Many government agencies have already taken massive strides forward to making the building blocks of society more sustainable, with architecture or transport infrastructure. Forward thinking organizations already include quantitive social and ecological responsibility into their business models. Sustainability as part of a viable consumer model, these days, is nothing new. It is here to stay. And any business looking to develop a long term model will need to incorporate sustainability into its strategy. And as the economy moves forward, it is design innovation that will help organizations embrace sustainability as part of a usual and expected business discourse. There is an amazing opportunity for companies to set themselves apart and embrace company and brand defining ideas.
Real design is not about superficially beautifying the form for temptation, but about embracing the wisdom that helps humanity solve its problems, and not just survive, but to flourish. Designers have the ability to guide, influence and improve what people really want. Though it can be utilized to those ends, designs purpose is not to create things for consumerism. It is the solution that makes the world more reasonable and harmonic. From automotive design, to architecture, modernizing manufacturing techniques, supply chain efficiencies, embracing recyclable and renewable materials, to products that add value, ethical marketing, and authentic brand development, at every level across every discipline, designers have a real opportunity and responsibility to help organizations rise to the challenges of our age, making their endeavours viable, making them the innovative change makers of our time, and the guardians of sustainability.
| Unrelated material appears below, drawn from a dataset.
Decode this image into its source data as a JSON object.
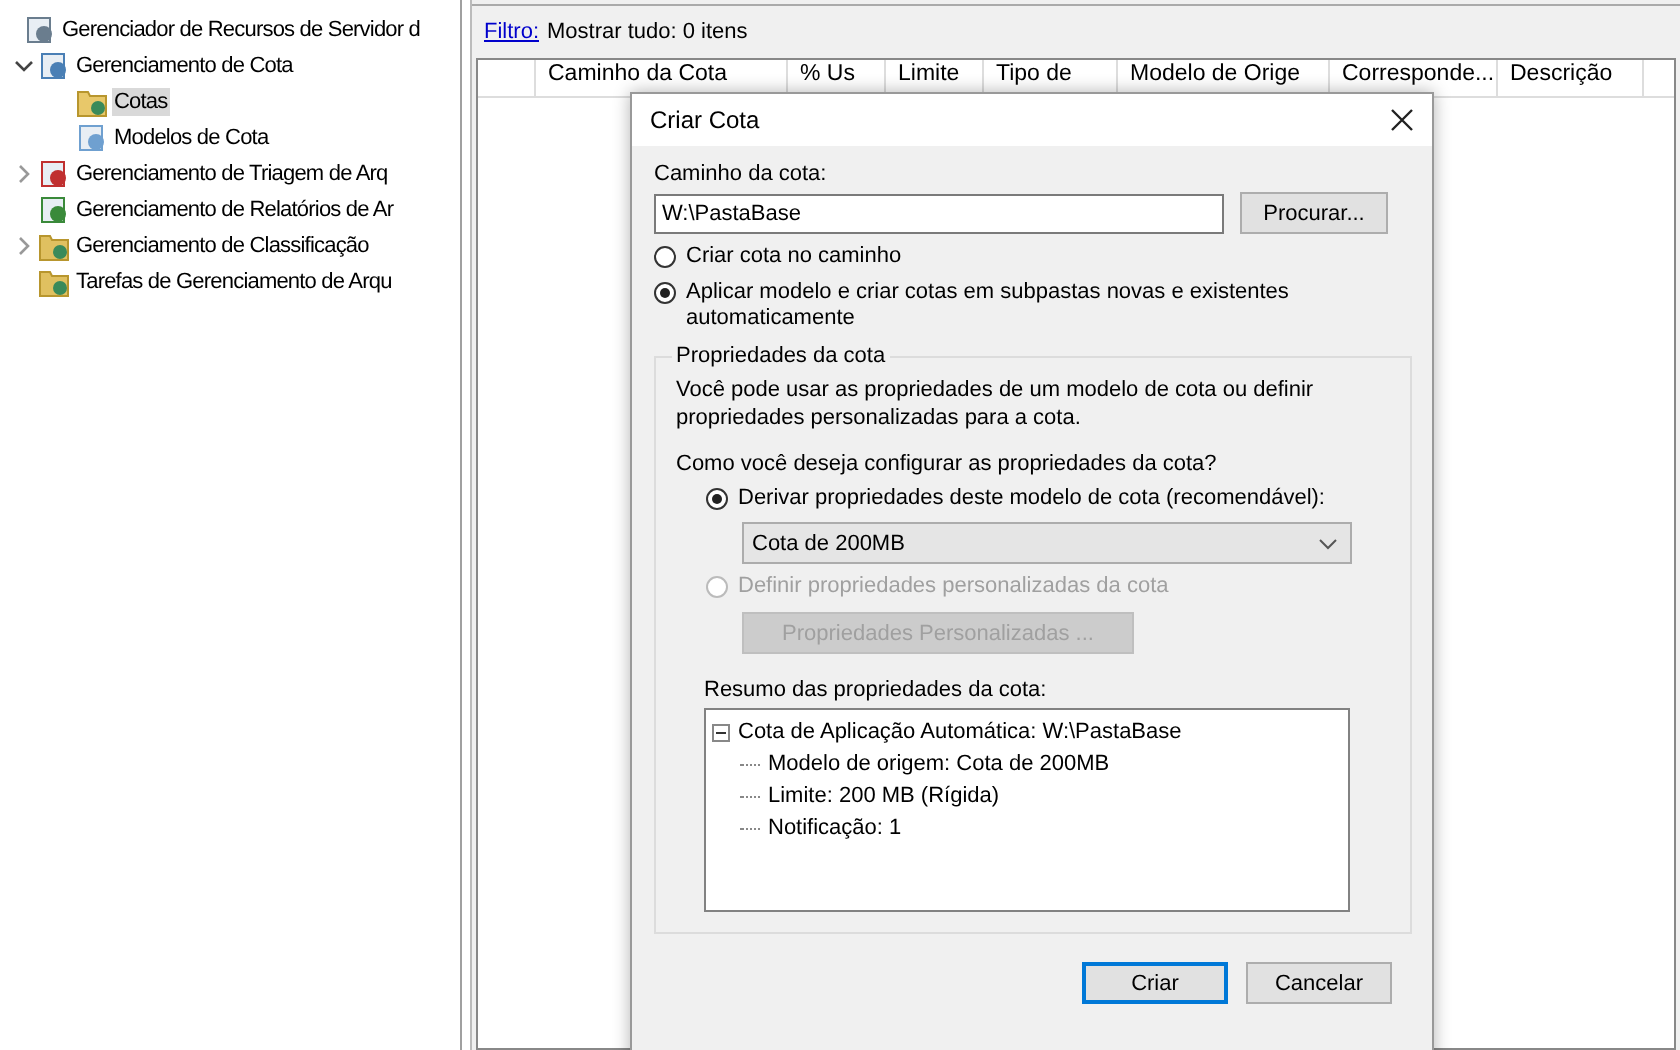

This has been The Long and Short on ‘Designers as the Guardians of Sustainability’. We hope you have found it to be at least a little informative. For more chat on design topics in the future, be sure to check back in with us.